Source data
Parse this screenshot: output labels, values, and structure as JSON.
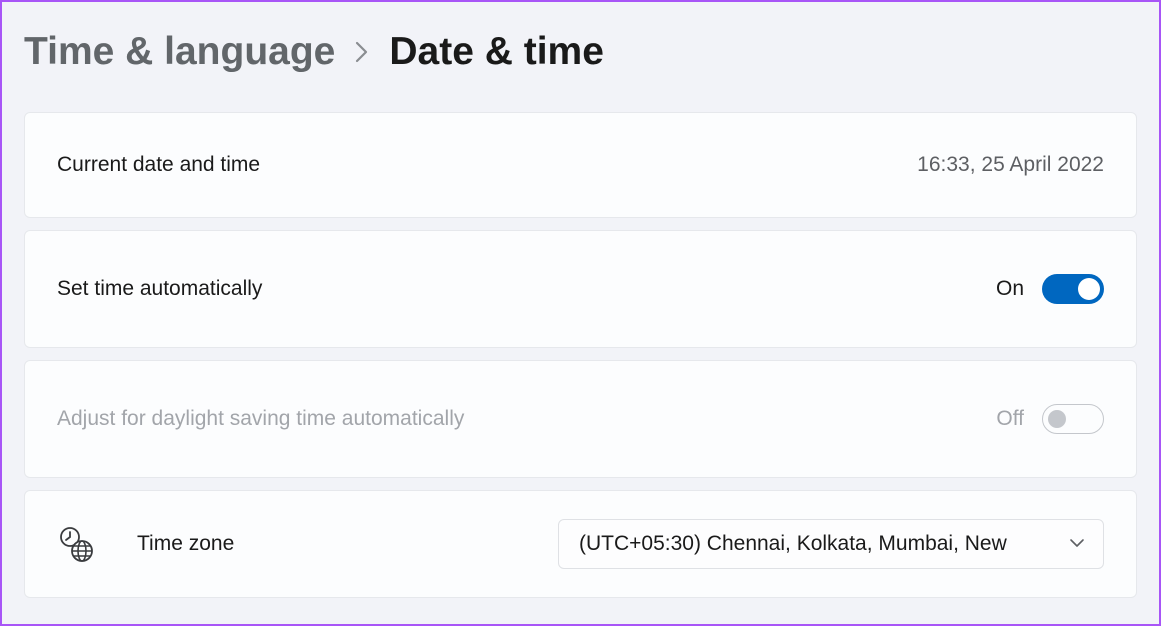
{
  "breadcrumb": {
    "parent": "Time & language",
    "current": "Date & time"
  },
  "currentDateTime": {
    "label": "Current date and time",
    "value": "16:33, 25 April 2022"
  },
  "setTimeAuto": {
    "label": "Set time automatically",
    "state": "On"
  },
  "dstAuto": {
    "label": "Adjust for daylight saving time automatically",
    "state": "Off"
  },
  "timeZone": {
    "label": "Time zone",
    "value": "(UTC+05:30) Chennai, Kolkata, Mumbai, New"
  }
}
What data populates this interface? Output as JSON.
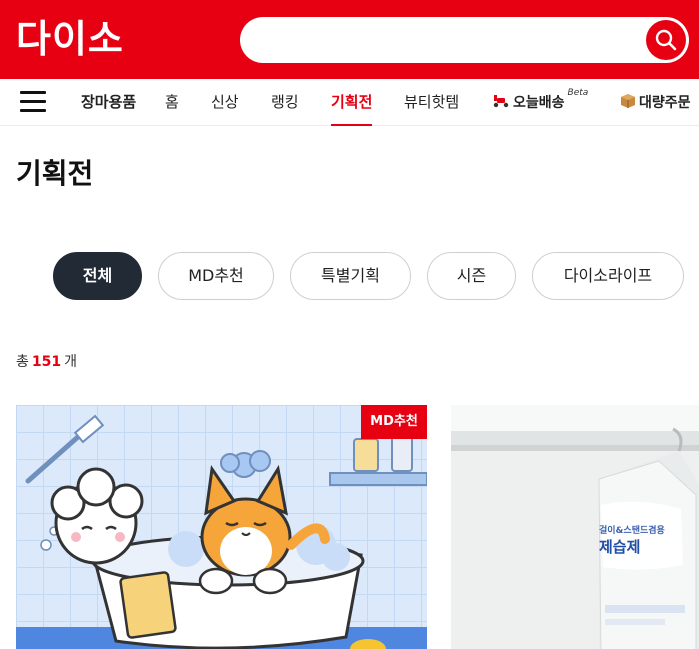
{
  "header": {
    "logo": "다이소",
    "search_placeholder": "",
    "brand_color": "#e60012"
  },
  "nav": {
    "menu_icon": "hamburger-menu-icon",
    "items": [
      {
        "label": "장마용품"
      },
      {
        "label": "홈"
      },
      {
        "label": "신상"
      },
      {
        "label": "랭킹"
      },
      {
        "label": "기획전"
      },
      {
        "label": "뷰티핫템"
      },
      {
        "label": "오늘배송",
        "badge": "Beta",
        "icon": "scooter-icon"
      },
      {
        "label": "대량주문",
        "icon": "box-icon"
      }
    ],
    "active": "기획전"
  },
  "page": {
    "title": "기획전"
  },
  "filters": {
    "items": [
      {
        "label": "전체"
      },
      {
        "label": "MD추천"
      },
      {
        "label": "특별기획"
      },
      {
        "label": "시즌"
      },
      {
        "label": "다이소라이프"
      }
    ],
    "active": "전체"
  },
  "count": {
    "prefix": "총",
    "value": "151",
    "suffix": "개"
  },
  "cards": [
    {
      "badge": "MD추천",
      "image": "cat-and-dog-bath-illustration"
    },
    {
      "product_text_line1": "걸이&스탠드겸용",
      "product_text_line2": "제습제",
      "image": "hanging-dehumidifier-photo"
    }
  ],
  "colors": {
    "accent": "#e60012",
    "active_filter_bg": "#222a35",
    "border": "#cfcfcf"
  }
}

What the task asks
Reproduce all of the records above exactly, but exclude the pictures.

Exercise output
Parse this screenshot: output labels, values, and structure as JSON.
{
  "breadcrumb": {
    "parent": "Time & language",
    "current": "Date & time"
  },
  "currentDateTime": {
    "label": "Current date and time",
    "value": "16:33, 25 April 2022"
  },
  "setTimeAuto": {
    "label": "Set time automatically",
    "state": "On"
  },
  "dstAuto": {
    "label": "Adjust for daylight saving time automatically",
    "state": "Off"
  },
  "timeZone": {
    "label": "Time zone",
    "value": "(UTC+05:30) Chennai, Kolkata, Mumbai, New"
  }
}
What data populates this interface? Output as JSON.
{
  "header": {
    "logo": "다이소",
    "search_placeholder": "",
    "brand_color": "#e60012"
  },
  "nav": {
    "menu_icon": "hamburger-menu-icon",
    "items": [
      {
        "label": "장마용품"
      },
      {
        "label": "홈"
      },
      {
        "label": "신상"
      },
      {
        "label": "랭킹"
      },
      {
        "label": "기획전"
      },
      {
        "label": "뷰티핫템"
      },
      {
        "label": "오늘배송",
        "badge": "Beta",
        "icon": "scooter-icon"
      },
      {
        "label": "대량주문",
        "icon": "box-icon"
      }
    ],
    "active": "기획전"
  },
  "page": {
    "title": "기획전"
  },
  "filters": {
    "items": [
      {
        "label": "전체"
      },
      {
        "label": "MD추천"
      },
      {
        "label": "특별기획"
      },
      {
        "label": "시즌"
      },
      {
        "label": "다이소라이프"
      }
    ],
    "active": "전체"
  },
  "count": {
    "prefix": "총",
    "value": "151",
    "suffix": "개"
  },
  "cards": [
    {
      "badge": "MD추천",
      "image": "cat-and-dog-bath-illustration"
    },
    {
      "product_text_line1": "걸이&스탠드겸용",
      "product_text_line2": "제습제",
      "image": "hanging-dehumidifier-photo"
    }
  ],
  "colors": {
    "accent": "#e60012",
    "active_filter_bg": "#222a35",
    "border": "#cfcfcf"
  }
}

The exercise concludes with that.